Which lines below include the string "value"? Please show each one.

» **DATASET ENTRIES**:

┌──

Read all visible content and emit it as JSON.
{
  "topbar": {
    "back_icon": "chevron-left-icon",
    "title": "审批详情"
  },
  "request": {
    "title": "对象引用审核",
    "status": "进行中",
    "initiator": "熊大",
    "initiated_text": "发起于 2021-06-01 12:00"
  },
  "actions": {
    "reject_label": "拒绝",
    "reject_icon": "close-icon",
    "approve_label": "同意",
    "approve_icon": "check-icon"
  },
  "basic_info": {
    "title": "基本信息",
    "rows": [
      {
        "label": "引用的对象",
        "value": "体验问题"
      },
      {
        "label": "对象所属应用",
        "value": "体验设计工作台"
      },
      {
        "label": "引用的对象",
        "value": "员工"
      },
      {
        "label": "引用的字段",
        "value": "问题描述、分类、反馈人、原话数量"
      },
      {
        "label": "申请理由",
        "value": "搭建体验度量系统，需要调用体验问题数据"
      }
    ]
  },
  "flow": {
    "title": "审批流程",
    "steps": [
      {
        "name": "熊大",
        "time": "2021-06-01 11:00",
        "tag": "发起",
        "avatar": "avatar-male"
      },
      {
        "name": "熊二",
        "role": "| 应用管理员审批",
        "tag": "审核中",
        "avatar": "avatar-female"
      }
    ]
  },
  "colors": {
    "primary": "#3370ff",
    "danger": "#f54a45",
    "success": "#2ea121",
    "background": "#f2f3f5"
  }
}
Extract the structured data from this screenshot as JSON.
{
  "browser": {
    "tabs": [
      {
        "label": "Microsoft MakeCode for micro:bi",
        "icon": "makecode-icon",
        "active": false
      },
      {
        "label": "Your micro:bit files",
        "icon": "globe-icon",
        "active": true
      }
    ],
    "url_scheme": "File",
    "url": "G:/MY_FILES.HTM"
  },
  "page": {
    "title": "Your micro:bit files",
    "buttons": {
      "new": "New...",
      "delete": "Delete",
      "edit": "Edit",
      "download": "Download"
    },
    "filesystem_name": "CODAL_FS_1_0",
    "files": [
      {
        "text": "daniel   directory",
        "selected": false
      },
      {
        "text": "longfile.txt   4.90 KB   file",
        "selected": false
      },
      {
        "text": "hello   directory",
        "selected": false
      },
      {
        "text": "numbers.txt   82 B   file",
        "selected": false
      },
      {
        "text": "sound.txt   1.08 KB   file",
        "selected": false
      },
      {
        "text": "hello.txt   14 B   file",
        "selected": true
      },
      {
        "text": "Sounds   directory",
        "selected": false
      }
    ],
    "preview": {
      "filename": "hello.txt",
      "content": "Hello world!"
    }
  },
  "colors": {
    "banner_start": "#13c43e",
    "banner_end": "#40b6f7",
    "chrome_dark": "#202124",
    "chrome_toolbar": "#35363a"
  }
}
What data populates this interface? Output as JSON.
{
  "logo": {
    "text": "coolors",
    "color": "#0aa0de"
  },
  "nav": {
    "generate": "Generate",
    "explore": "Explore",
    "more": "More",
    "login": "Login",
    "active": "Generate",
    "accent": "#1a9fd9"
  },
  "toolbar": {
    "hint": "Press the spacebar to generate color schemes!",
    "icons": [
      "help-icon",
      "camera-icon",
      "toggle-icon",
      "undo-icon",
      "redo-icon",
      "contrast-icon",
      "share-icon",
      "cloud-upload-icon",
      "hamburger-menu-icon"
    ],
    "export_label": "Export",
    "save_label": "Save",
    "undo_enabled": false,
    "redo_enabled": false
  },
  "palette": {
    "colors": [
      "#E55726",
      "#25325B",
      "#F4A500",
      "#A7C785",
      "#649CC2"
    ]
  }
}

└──

» **SOLVED PROBLEM**:
        "value": "体验问题"
        "value": "体验设计工作台"
        "value": "员工"
        "value": "问题描述、分类、反馈人、原话数量"
        "value": "搭建体验度量系统，需要调用体验问题数据"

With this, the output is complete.